Online HIV Prevention for Young Male Couples

Online HIV Prevention for Young Male Couples
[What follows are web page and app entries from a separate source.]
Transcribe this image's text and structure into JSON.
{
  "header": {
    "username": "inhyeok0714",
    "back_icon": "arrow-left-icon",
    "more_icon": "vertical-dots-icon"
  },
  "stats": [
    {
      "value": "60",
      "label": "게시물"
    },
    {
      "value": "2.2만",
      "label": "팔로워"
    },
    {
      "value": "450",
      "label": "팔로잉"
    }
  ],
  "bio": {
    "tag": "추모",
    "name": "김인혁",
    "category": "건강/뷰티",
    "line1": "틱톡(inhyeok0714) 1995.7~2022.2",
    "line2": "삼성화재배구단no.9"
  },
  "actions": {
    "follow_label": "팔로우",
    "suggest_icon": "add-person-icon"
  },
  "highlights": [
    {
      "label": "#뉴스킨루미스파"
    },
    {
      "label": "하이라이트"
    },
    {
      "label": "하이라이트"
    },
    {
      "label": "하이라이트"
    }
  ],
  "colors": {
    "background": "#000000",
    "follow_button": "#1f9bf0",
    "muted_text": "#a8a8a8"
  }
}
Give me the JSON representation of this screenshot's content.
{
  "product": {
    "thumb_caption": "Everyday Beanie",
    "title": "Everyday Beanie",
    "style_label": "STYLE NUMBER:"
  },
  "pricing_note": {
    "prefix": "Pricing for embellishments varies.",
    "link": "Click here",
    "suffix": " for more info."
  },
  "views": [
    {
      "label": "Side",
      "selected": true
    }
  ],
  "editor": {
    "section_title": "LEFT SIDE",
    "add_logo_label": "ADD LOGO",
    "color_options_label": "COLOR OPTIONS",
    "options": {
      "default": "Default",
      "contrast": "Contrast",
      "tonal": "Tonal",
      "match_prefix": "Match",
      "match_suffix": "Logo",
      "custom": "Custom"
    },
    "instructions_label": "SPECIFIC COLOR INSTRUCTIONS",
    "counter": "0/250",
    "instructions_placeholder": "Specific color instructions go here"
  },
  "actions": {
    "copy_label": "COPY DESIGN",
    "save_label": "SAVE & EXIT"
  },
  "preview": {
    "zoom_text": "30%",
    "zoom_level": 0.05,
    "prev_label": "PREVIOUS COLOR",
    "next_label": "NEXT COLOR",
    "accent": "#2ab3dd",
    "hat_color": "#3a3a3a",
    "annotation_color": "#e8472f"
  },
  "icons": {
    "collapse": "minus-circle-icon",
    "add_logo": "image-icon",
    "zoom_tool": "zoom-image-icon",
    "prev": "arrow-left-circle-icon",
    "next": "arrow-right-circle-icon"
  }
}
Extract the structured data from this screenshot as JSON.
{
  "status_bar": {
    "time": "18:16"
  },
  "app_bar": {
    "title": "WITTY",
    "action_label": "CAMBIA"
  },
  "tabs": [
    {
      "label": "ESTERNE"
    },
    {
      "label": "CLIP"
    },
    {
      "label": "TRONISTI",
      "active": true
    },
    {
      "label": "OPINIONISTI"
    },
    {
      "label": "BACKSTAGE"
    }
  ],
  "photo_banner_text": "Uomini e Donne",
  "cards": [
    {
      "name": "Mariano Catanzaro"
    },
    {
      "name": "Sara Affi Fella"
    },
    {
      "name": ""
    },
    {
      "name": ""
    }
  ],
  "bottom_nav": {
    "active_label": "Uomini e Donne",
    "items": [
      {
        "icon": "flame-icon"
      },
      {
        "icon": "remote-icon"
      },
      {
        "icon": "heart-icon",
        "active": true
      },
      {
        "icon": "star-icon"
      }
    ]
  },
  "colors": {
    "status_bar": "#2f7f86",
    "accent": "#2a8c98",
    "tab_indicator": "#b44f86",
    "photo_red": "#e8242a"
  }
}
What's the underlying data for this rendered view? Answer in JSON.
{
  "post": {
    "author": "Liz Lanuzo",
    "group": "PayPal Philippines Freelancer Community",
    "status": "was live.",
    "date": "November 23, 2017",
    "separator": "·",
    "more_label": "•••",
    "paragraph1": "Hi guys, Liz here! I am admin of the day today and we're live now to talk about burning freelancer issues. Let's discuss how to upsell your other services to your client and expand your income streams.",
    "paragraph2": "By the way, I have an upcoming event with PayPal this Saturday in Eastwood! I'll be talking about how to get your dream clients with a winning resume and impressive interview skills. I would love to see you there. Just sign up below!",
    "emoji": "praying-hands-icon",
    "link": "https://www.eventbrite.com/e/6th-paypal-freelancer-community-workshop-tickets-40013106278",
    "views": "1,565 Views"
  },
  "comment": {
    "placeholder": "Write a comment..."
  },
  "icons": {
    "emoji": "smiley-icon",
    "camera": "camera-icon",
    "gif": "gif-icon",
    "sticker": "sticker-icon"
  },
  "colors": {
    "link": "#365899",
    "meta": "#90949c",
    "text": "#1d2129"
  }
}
Young gay, bisexual, and other men who have sex with men (YMSM) are the only risk group in which rates of new HIV infections are on the rise. There has been a relative dearth of research dedicated to understanding these health disparities between gay/bisexual and heterosexual youth, and even less has focused on identifying factors that might promote resilience against negative health outcomes. Understanding both risk factors and processes of resilience is critical in developing efficacious interventions to improve health in this population. Through a grant from the National Institutes of Health, the investigators completed formative research with young male couples. Qualitative interviews identified preferences for couples-based intervention format and content. While coupled YMSM expressed some interest in HIV prevention, they were most interested in building relationship skills. Coupled YMSM preferred group-based interventions in order to meet and learn from other couples but had concerns about discussing personal topics in groups. Quantitative analyses found that the rate of condomless sex in couples increased from adolescence to young adulthood. Further, the influence of older partners, partner violence, and drinking before sex were strongest in emerging adulthood. Informed by these, the investigators developed 2GETHER, which aims to reduce HIV transmission risk in couples by enhancing relationship functioning. 2GETHER is a four session program. The first two sessions are group sessions aimed at skills building, and the second two sessions are individualized couple sessions aimed at skills implementation. Modules address communication skills, coping with stress (both general and sexual minority-specific stress), relationship sexual satisfaction, and HIV transmission risk within the dyad and with outside partners. 2GETHER was designed to address HIV transmission risk in couples regardless of HIV status; couples learn to use behavioral and biomedical approaches to prevent both HIV acquisition (e.g., HIV testing, condom use, pre-exposure prophylaxis) and transmission (e.g., medication adherence to reduce viral load), with an overarching emphasis on the health of the couple. The investigators completed a pilot trial of 2GETHER with funding from Northwestern University. The pilot trial enrolled 57 couples (N=114) and demonstrated feasibility, acceptability, and preliminary efficacy of 2GETHER. This pilot trial used a non-randomized pre-/post-test design because the goal was to evaluate feasibility, acceptability and preliminary effects in a large number of diverse couples to inform a future efficacy RCT. Post-test occurred 2 weeks post-intervention, or ~2 months post-baseline. The pilot trial recruited a diverse sample of couples in less than one year and each program module receive high ratings of acceptability during post-sessions evaluation and an exit interview. At the 2-week post-test, the investigators observed significant decreases in HIV risk behavior, improvements in motivation to reduce HIV risk, and improvements in relationship investment. The current study will conduct a randomized controlled trial (RCT) to test the efficacy of 2GETHER, a novel couples-based intervention for young men who have sex with men (YMSM) that aims to reduce HIV transmission risk by optimizing relationship functioning. This RCT will be implemented online; both the experimental and control condition will be administered via video-conferencing technology to couples across the United States. The investigators will conduct this RCT with 200 dyads (total individual N=400), who will be randomized to receive the 2GETHER intervention or existing public health practice (PHP). PHP differs depending on the HIV status of individuals in the dyad. Couples in which both members are HIV-negative will receive the single-session Couples-Based HIV Counseling and Testing (CHCT) protocol. Couples in which both members are HIV-positive will receive the single session Life-Steps medication adherence protocol. Couples with discordant HIV statuses will receive both interventions jointly.

No pharmaceutical medication involved
Patients and healthy individuals accepted

Behavioral - 2GETHER

Communication skills, coping skills, problem-solving, acceptance, HIV prevention

Behavioral - Existing Public Health Practice

HIV testing, medication adherence, HIV risk reduction

A New Approach to Integrating Primary and Secondary HIV Prevention in Young Male Couples